This plate shows the typical collection of material as it is prepared for use by the Hupa arrow-maker (Athapascan stock), northern California. The same outfit would do for any other craftsman of this class throughout the temperate regions of North America, only the form of the tool would be changed.
Fig. 1. THE SHAFT. A simple twig or rod or switch of any suitable wood. If the pith be thick, the rod is treated much as a reed. If it be meager the twig may be whittled away at certain parts to change the form.
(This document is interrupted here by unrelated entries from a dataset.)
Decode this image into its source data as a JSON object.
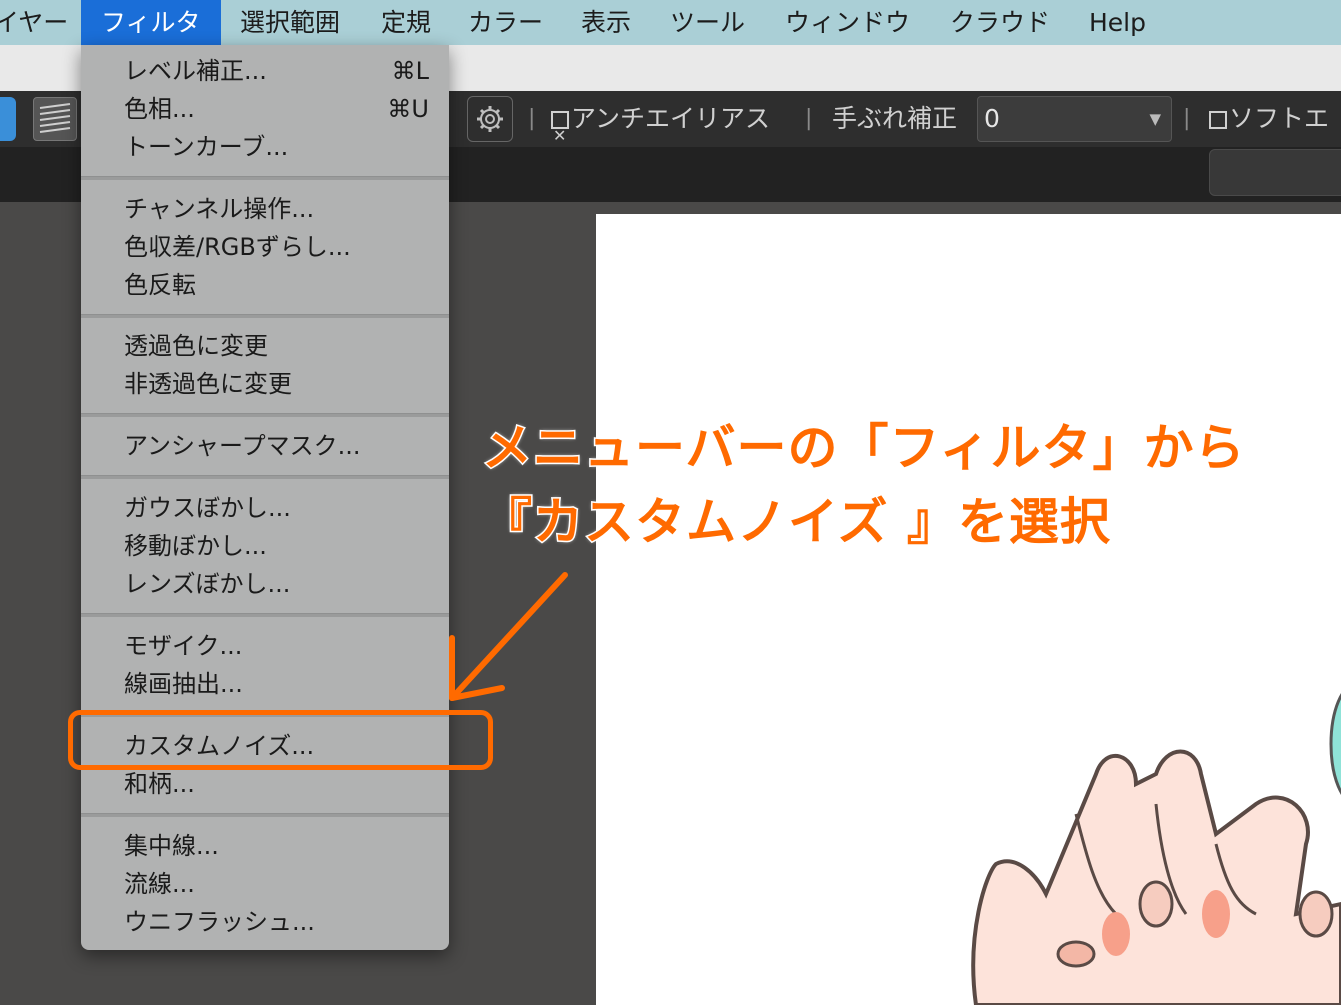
{
  "menubar": {
    "items": [
      {
        "label": "イヤー"
      },
      {
        "label": "フィルタ"
      },
      {
        "label": "選択範囲"
      },
      {
        "label": "定規"
      },
      {
        "label": "カラー"
      },
      {
        "label": "表示"
      },
      {
        "label": "ツール"
      },
      {
        "label": "ウィンドウ"
      },
      {
        "label": "クラウド"
      },
      {
        "label": "Help"
      }
    ]
  },
  "options": {
    "antialias_label": "アンチエイリアス",
    "stabilizer_label": "手ぶれ補正",
    "stabilizer_value": "0",
    "soft_edge_label": "ソフトエ"
  },
  "filter_menu": {
    "groups": [
      [
        {
          "label": "レベル補正...",
          "shortcut": "⌘L"
        },
        {
          "label": "色相...",
          "shortcut": "⌘U"
        },
        {
          "label": "トーンカーブ...",
          "shortcut": ""
        }
      ],
      [
        {
          "label": "チャンネル操作..."
        },
        {
          "label": "色収差/RGBずらし..."
        },
        {
          "label": "色反転"
        }
      ],
      [
        {
          "label": "透過色に変更"
        },
        {
          "label": "非透過色に変更"
        }
      ],
      [
        {
          "label": "アンシャープマスク..."
        }
      ],
      [
        {
          "label": "ガウスぼかし..."
        },
        {
          "label": "移動ぼかし..."
        },
        {
          "label": "レンズぼかし..."
        }
      ],
      [
        {
          "label": "モザイク..."
        },
        {
          "label": "線画抽出..."
        }
      ],
      [
        {
          "label": "カスタムノイズ..."
        },
        {
          "label": "和柄..."
        }
      ],
      [
        {
          "label": "集中線..."
        },
        {
          "label": "流線..."
        },
        {
          "label": "ウニフラッシュ..."
        }
      ]
    ]
  },
  "annotation": {
    "line1": "メニューバーの「フィルタ」から",
    "line2": "『カスタムノイズ 』を選択",
    "color": "#ff6a00"
  }
}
Among certain tribes the arrow shafts are made of sections split from large sticks.
Fig. 2. THE POINT. The material is as varied as stone with conchoidal fracture may be. Spalls are struck off and made into arrowheads by a multitude of processes explained in the text.
Fig. 3. SINEW FOR SEIZING. The figure shows its appearance as it is dried and saved up for future use.
Fig. 4. Gum. The exudations from trees or glue from fish or animal substances used to hold the feather to the shaft, the head in its place, or to smear over the sinew seizing to give it a smooth and homogeneous appearance.
Fig. 5. PAINT MORTAR. The paint mortars of the American aborigines are discoidal stones usually, with a shallow cavity. In this cavity ochers and other paint substances are ground, mixed with the grease of animals or with water, and used in decorating both bows and arrows.
Fig. 6. FEATHERS. The plume is stripped off with a small portion of the midrib, seized to the shaft, and trimmed in many ways.